[Extracted records]
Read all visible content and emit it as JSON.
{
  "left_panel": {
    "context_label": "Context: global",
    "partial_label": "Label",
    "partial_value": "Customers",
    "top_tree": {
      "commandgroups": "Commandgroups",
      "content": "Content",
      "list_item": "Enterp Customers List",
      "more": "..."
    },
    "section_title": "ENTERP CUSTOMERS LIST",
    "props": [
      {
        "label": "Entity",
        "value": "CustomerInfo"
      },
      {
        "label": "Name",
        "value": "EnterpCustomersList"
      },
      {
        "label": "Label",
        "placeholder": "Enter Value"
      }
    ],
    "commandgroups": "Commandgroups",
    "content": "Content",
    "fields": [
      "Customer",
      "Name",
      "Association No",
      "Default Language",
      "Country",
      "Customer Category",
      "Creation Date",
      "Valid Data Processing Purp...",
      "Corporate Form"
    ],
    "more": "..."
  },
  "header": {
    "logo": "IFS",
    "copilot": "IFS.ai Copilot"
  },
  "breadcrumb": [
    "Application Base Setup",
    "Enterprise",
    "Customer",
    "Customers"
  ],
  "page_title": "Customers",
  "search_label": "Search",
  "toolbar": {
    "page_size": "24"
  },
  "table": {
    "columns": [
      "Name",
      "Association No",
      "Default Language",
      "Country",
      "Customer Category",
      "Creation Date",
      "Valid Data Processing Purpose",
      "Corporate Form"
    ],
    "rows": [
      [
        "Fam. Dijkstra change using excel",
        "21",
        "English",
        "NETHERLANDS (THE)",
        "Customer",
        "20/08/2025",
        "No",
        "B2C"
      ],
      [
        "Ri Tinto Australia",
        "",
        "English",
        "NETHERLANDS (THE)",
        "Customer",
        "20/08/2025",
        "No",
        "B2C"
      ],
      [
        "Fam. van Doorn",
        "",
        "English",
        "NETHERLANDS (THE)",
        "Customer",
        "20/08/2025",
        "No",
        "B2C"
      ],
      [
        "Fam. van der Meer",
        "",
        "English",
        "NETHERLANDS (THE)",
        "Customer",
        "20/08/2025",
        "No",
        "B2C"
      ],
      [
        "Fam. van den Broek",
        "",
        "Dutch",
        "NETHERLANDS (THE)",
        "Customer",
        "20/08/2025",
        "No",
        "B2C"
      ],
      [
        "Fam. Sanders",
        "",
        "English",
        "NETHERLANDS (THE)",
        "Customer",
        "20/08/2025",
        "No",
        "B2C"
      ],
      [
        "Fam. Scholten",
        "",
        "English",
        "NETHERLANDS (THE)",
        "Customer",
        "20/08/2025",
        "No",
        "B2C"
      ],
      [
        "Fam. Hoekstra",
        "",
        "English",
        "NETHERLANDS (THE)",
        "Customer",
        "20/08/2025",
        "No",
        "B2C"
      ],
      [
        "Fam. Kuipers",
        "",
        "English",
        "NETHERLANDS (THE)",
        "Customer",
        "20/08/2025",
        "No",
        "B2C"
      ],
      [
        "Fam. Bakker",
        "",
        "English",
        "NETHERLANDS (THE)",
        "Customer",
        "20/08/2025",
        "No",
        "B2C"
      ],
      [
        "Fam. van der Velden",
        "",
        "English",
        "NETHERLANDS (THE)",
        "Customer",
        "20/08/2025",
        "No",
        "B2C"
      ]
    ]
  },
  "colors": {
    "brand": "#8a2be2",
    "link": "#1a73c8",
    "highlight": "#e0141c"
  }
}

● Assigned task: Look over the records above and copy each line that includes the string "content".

● Task answer:
Read all visible content and emit it as JSON.
      "content": "Content",
    "content": "Content",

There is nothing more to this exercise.